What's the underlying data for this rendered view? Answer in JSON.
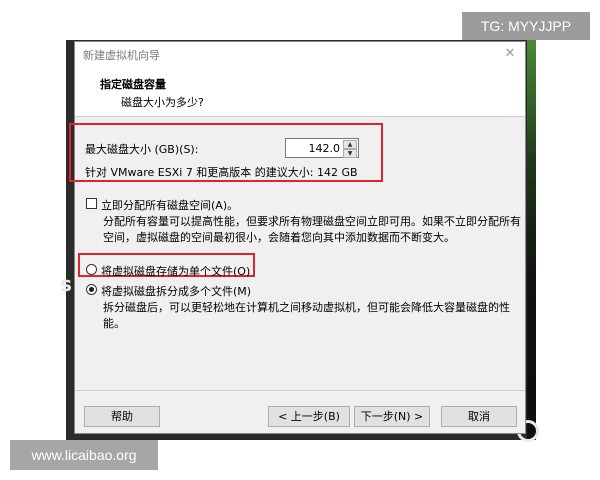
{
  "watermarks": {
    "top_right": "TG: MYYJJPP",
    "bottom_left": "www.licaibao.org"
  },
  "dialog": {
    "title": "新建虚拟机向导",
    "close_glyph": "✕",
    "header_title": "指定磁盘容量",
    "header_subtitle": "磁盘大小为多少?"
  },
  "disk": {
    "max_size_label": "最大磁盘大小 (GB)(S):",
    "max_size_value": "142.0",
    "recommend_text": "针对 VMware ESXi 7 和更高版本 的建议大小: 142 GB"
  },
  "allocate": {
    "label": "立即分配所有磁盘空间(A)。",
    "checked": false,
    "desc_line1": "分配所有容量可以提高性能，但要求所有物理磁盘空间立即可用。如果不立即分配所有",
    "desc_line2": "空间，虚拟磁盘的空间最初很小，会随着您向其中添加数据而不断变大。"
  },
  "storage_options": {
    "single_file_label": "将虚拟磁盘存储为单个文件(O)",
    "multi_file_label": "将虚拟磁盘拆分成多个文件(M)",
    "selected": "multi",
    "multi_desc_line1": "拆分磁盘后，可以更轻松地在计算机之间移动虚拟机，但可能会降低大容量磁盘的性",
    "multi_desc_line2": "能。"
  },
  "buttons": {
    "help": "帮助",
    "back": "< 上一步(B)",
    "next": "下一步(N) >",
    "cancel": "取消"
  },
  "colors": {
    "highlight": "#e0242a",
    "dialog_bg": "#f0f0f0",
    "desktop_bg": "#2b2b2b"
  }
}
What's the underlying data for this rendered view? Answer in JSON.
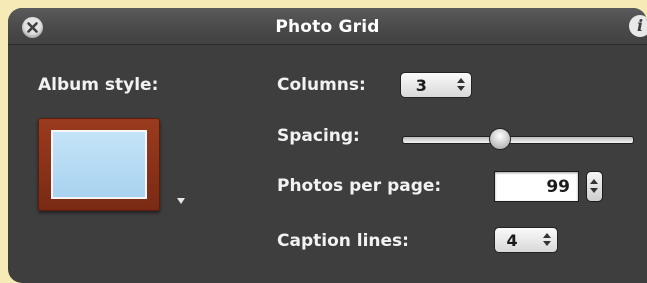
{
  "window": {
    "title": "Photo Grid",
    "close_icon": "close-icon",
    "info_icon": "info-icon",
    "info_glyph": "i"
  },
  "album_style": {
    "label": "Album style:",
    "thumbnail": "album-style-thumbnail",
    "frame_color": "#8b3419",
    "photo_color": "#b5d9f3"
  },
  "columns": {
    "label": "Columns:",
    "value": "3"
  },
  "spacing": {
    "label": "Spacing:",
    "level": 0.42
  },
  "photos_per_page": {
    "label": "Photos per page:",
    "value": "99"
  },
  "caption_lines": {
    "label": "Caption lines:",
    "value": "4"
  }
}
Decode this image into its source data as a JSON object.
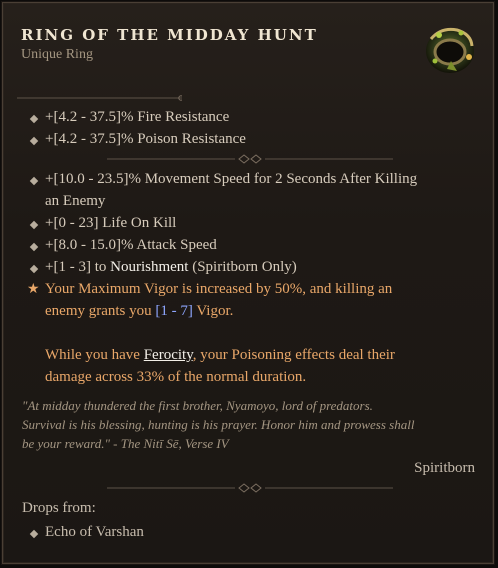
{
  "item": {
    "name": "RING OF THE MIDDAY HUNT",
    "type": "Unique Ring"
  },
  "affixes": [
    "+[4.2 - 37.5]% Fire Resistance",
    "+[4.2 - 37.5]% Poison Resistance"
  ],
  "stats": {
    "s0_line1": "+[10.0 - 23.5]% Movement Speed for 2 Seconds After Killing",
    "s0_line2": "an Enemy",
    "s1": "+[0 - 23] Life On Kill",
    "s2": "+[8.0 - 15.0]% Attack Speed",
    "s3_prefix": "+[1 - 3] to ",
    "s3_bold": "Nourishment",
    "s3_suffix": " (Spiritborn Only)"
  },
  "unique_power": {
    "line1": "Your Maximum Vigor is increased by 50%, and killing an",
    "line2_prefix": "enemy grants you ",
    "line2_range": "[1 - 7]",
    "line2_suffix": " Vigor.",
    "line3_prefix": "While you have ",
    "line3_link": "Ferocity",
    "line3_suffix": ", your Poisoning effects deal their",
    "line4": "damage across 33% of the normal duration."
  },
  "flavor": {
    "line1": "\"At midday thundered the first brother, Nyamoyo, lord of predators.",
    "line2": "Survival is his blessing, hunting is his prayer. Honor him and prowess shall",
    "line3": "be your reward.\" - The Nitī Sē, Verse IV"
  },
  "class_requirement": "Spiritborn",
  "drops": {
    "label": "Drops from:",
    "sources": [
      "Echo of Varshan"
    ]
  },
  "colors": {
    "unique_orange": "#e9a769",
    "range_blue": "#8ea6ff",
    "body_text": "#d7ccbc"
  },
  "icons": {
    "item": "ring-icon",
    "bullet": "diamond-bullet-icon",
    "unique": "star-icon"
  }
}
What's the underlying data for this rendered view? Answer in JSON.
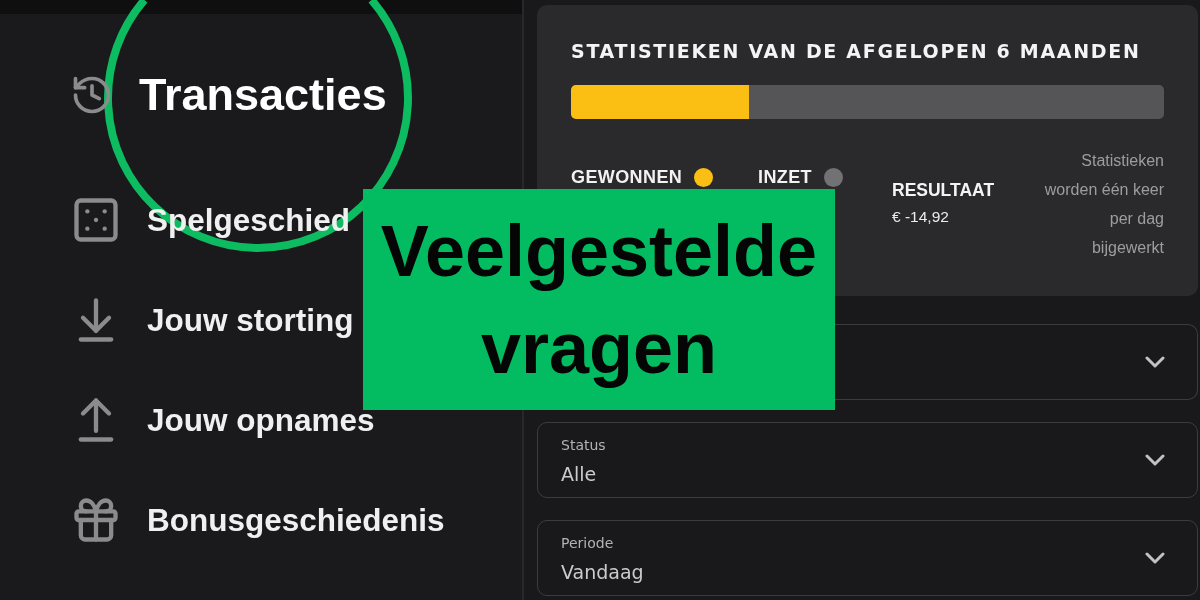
{
  "sidebar": {
    "items": [
      {
        "label": "Transacties",
        "selected": true
      },
      {
        "label": "Spelgeschied",
        "selected": false
      },
      {
        "label": "Jouw storting",
        "selected": false
      },
      {
        "label": "Jouw opnames",
        "selected": false
      },
      {
        "label": "Bonusgeschiedenis",
        "selected": false
      }
    ]
  },
  "stats": {
    "title": "STATISTIEKEN VAN DE AFGELOPEN 6 MAANDEN",
    "level": 0.3,
    "legend": [
      {
        "label": "GEWONNEN",
        "color": "#fbbf14"
      },
      {
        "label": "INZET",
        "color": "#727174"
      }
    ],
    "result": {
      "label": "RESULTAAT",
      "value": "€ -14,92"
    },
    "note": "Statistieken worden één keer per dag bijgewerkt"
  },
  "filters": [
    {
      "label": "Status",
      "value": "Alle"
    },
    {
      "label": "Periode",
      "value": "Vandaag"
    }
  ],
  "banner": {
    "text": "Veelgestelde vragen"
  }
}
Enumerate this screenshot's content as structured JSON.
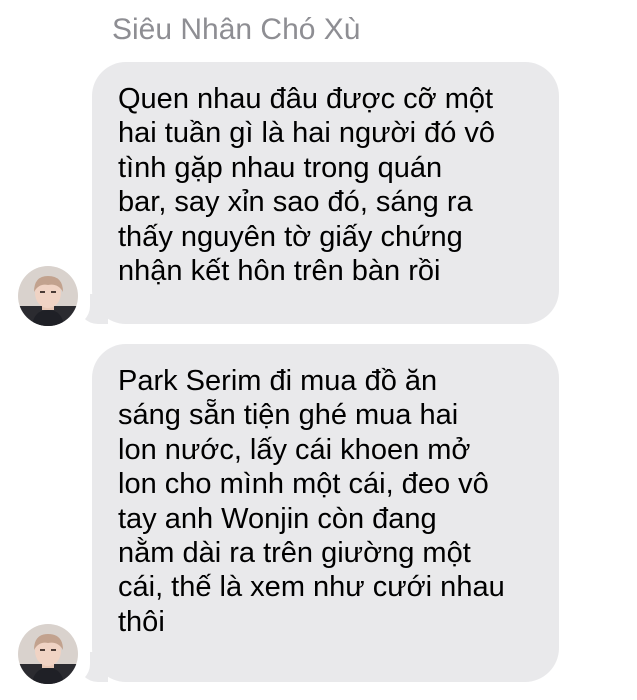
{
  "conversation": {
    "sender_name": "Siêu Nhân Chó Xù"
  },
  "messages": [
    {
      "text": "Quen nhau đâu được cỡ một\nhai tuần gì là hai người đó vô\ntình gặp nhau trong quán\nbar, say xỉn sao đó, sáng ra\nthấy nguyên tờ giấy chứng\nnhận kết hôn trên bàn rồi"
    },
    {
      "text": "Park Serim đi mua đồ ăn\nsáng sẵn tiện ghé mua hai\nlon nước, lấy cái khoen mở\nlon cho mình một cái, đeo vô\ntay anh Wonjin còn đang\nnằm dài ra trên giường một\ncái, thế là xem như cưới nhau\nthôi"
    }
  ],
  "colors": {
    "bubble": "#e9e9eb",
    "sender_name": "#8e8e93",
    "text": "#000000"
  },
  "icons": {
    "avatar": "user-avatar-photo"
  }
}
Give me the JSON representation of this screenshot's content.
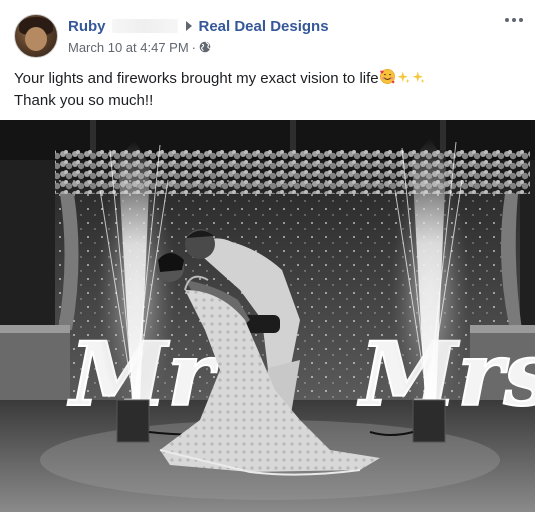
{
  "post": {
    "author": "Ruby",
    "page_name": "Real Deal Designs",
    "timestamp": "March 10 at 4:47 PM",
    "separator": "·",
    "privacy_icon": "globe-icon",
    "menu_icon": "more-options-icon",
    "text_line1": "Your lights and fireworks brought my exact vision to life",
    "text_line2": "Thank you so much!!",
    "emojis": [
      "smiling-face-with-hearts-icon",
      "sparkles-icon",
      "sparkles-icon"
    ]
  },
  "photo": {
    "sign_left": "Mr",
    "sign_right": "Mrs",
    "style": "black-and-white"
  },
  "colors": {
    "link": "#365899",
    "meta": "#606770",
    "text": "#1c1e21"
  }
}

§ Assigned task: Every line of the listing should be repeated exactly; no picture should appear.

§ Written reply:
What's the underlying data for this rendered view? Answer in JSON.
{
  "watermarks": {
    "top_right": "TG: MYYJJPP",
    "bottom_left": "www.licaibao.org"
  },
  "dialog": {
    "title": "新建虚拟机向导",
    "close_glyph": "✕",
    "header_title": "指定磁盘容量",
    "header_subtitle": "磁盘大小为多少?"
  },
  "disk": {
    "max_size_label": "最大磁盘大小 (GB)(S):",
    "max_size_value": "142.0",
    "recommend_text": "针对 VMware ESXi 7 和更高版本 的建议大小: 142 GB"
  },
  "allocate": {
    "label": "立即分配所有磁盘空间(A)。",
    "checked": false,
    "desc_line1": "分配所有容量可以提高性能，但要求所有物理磁盘空间立即可用。如果不立即分配所有",
    "desc_line2": "空间，虚拟磁盘的空间最初很小，会随着您向其中添加数据而不断变大。"
  },
  "storage_options": {
    "single_file_label": "将虚拟磁盘存储为单个文件(O)",
    "multi_file_label": "将虚拟磁盘拆分成多个文件(M)",
    "selected": "multi",
    "multi_desc_line1": "拆分磁盘后，可以更轻松地在计算机之间移动虚拟机，但可能会降低大容量磁盘的性",
    "multi_desc_line2": "能。"
  },
  "buttons": {
    "help": "帮助",
    "back": "< 上一步(B)",
    "next": "下一步(N) >",
    "cancel": "取消"
  },
  "colors": {
    "highlight": "#e0242a",
    "dialog_bg": "#f0f0f0",
    "desktop_bg": "#2b2b2b"
  }
}
What's the underlying data for this rendered view? Answer in JSON.
{
  "window": {
    "title": "Photo Grid",
    "close_icon": "close-icon",
    "info_icon": "info-icon",
    "info_glyph": "i"
  },
  "album_style": {
    "label": "Album style:",
    "thumbnail": "album-style-thumbnail",
    "frame_color": "#8b3419",
    "photo_color": "#b5d9f3"
  },
  "columns": {
    "label": "Columns:",
    "value": "3"
  },
  "spacing": {
    "label": "Spacing:",
    "level": 0.42
  },
  "photos_per_page": {
    "label": "Photos per page:",
    "value": "99"
  },
  "caption_lines": {
    "label": "Caption lines:",
    "value": "4"
  }
}
Decode this image into its source data as a JSON object.
{
  "item": {
    "name": "RING OF THE MIDDAY HUNT",
    "type": "Unique Ring"
  },
  "affixes": [
    "+[4.2 - 37.5]% Fire Resistance",
    "+[4.2 - 37.5]% Poison Resistance"
  ],
  "stats": {
    "s0_line1": "+[10.0 - 23.5]% Movement Speed for 2 Seconds After Killing",
    "s0_line2": "an Enemy",
    "s1": "+[0 - 23] Life On Kill",
    "s2": "+[8.0 - 15.0]% Attack Speed",
    "s3_prefix": "+[1 - 3] to ",
    "s3_bold": "Nourishment",
    "s3_suffix": " (Spiritborn Only)"
  },
  "unique_power": {
    "line1": "Your Maximum Vigor is increased by 50%, and killing an",
    "line2_prefix": "enemy grants you ",
    "line2_range": "[1 - 7]",
    "line2_suffix": " Vigor.",
    "line3_prefix": "While you have ",
    "line3_link": "Ferocity",
    "line3_suffix": ", your Poisoning effects deal their",
    "line4": "damage across 33% of the normal duration."
  },
  "flavor": {
    "line1": "\"At midday thundered the first brother, Nyamoyo, lord of predators.",
    "line2": "Survival is his blessing, hunting is his prayer. Honor him and prowess shall",
    "line3": "be your reward.\" - The Nitī Sē, Verse IV"
  },
  "class_requirement": "Spiritborn",
  "drops": {
    "label": "Drops from:",
    "sources": [
      "Echo of Varshan"
    ]
  },
  "colors": {
    "unique_orange": "#e9a769",
    "range_blue": "#8ea6ff",
    "body_text": "#d7ccbc"
  },
  "icons": {
    "item": "ring-icon",
    "bullet": "diamond-bullet-icon",
    "unique": "star-icon"
  }
}
What's the underlying data for this rendered view? Answer in JSON.
{
  "sidebar": {
    "items": [
      {
        "label": "Transacties",
        "selected": true
      },
      {
        "label": "Spelgeschied",
        "selected": false
      },
      {
        "label": "Jouw storting",
        "selected": false
      },
      {
        "label": "Jouw opnames",
        "selected": false
      },
      {
        "label": "Bonusgeschiedenis",
        "selected": false
      }
    ]
  },
  "stats": {
    "title": "STATISTIEKEN VAN DE AFGELOPEN 6 MAANDEN",
    "level": 0.3,
    "legend": [
      {
        "label": "GEWONNEN",
        "color": "#fbbf14"
      },
      {
        "label": "INZET",
        "color": "#727174"
      }
    ],
    "result": {
      "label": "RESULTAAT",
      "value": "€ -14,92"
    },
    "note": "Statistieken worden één keer per dag bijgewerkt"
  },
  "filters": [
    {
      "label": "Status",
      "value": "Alle"
    },
    {
      "label": "Periode",
      "value": "Vandaag"
    }
  ],
  "banner": {
    "text": "Veelgestelde vragen"
  }
}
Enumerate this screenshot's content as structured JSON.
{
  "conversation": {
    "sender_name": "Siêu Nhân Chó Xù"
  },
  "messages": [
    {
      "text": "Quen nhau đâu được cỡ một\nhai tuần gì là hai người đó vô\ntình gặp nhau trong quán\nbar, say xỉn sao đó, sáng ra\nthấy nguyên tờ giấy chứng\nnhận kết hôn trên bàn rồi"
    },
    {
      "text": "Park Serim đi mua đồ ăn\nsáng sẵn tiện ghé mua hai\nlon nước, lấy cái khoen mở\nlon cho mình một cái, đeo vô\ntay anh Wonjin còn đang\nnằm dài ra trên giường một\ncái, thế là xem như cưới nhau\nthôi"
    }
  ],
  "colors": {
    "bubble": "#e9e9eb",
    "sender_name": "#8e8e93",
    "text": "#000000"
  },
  "icons": {
    "avatar": "user-avatar-photo"
  }
}
Give me the JSON representation of this screenshot's content.
{
  "post": {
    "author": "Ruby",
    "page_name": "Real Deal Designs",
    "timestamp": "March 10 at 4:47 PM",
    "separator": "·",
    "privacy_icon": "globe-icon",
    "menu_icon": "more-options-icon",
    "text_line1": "Your lights and fireworks brought my exact vision to life",
    "text_line2": "Thank you so much!!",
    "emojis": [
      "smiling-face-with-hearts-icon",
      "sparkles-icon",
      "sparkles-icon"
    ]
  },
  "photo": {
    "sign_left": "Mr",
    "sign_right": "Mrs",
    "style": "black-and-white"
  },
  "colors": {
    "link": "#365899",
    "meta": "#606770",
    "text": "#1c1e21"
  }
}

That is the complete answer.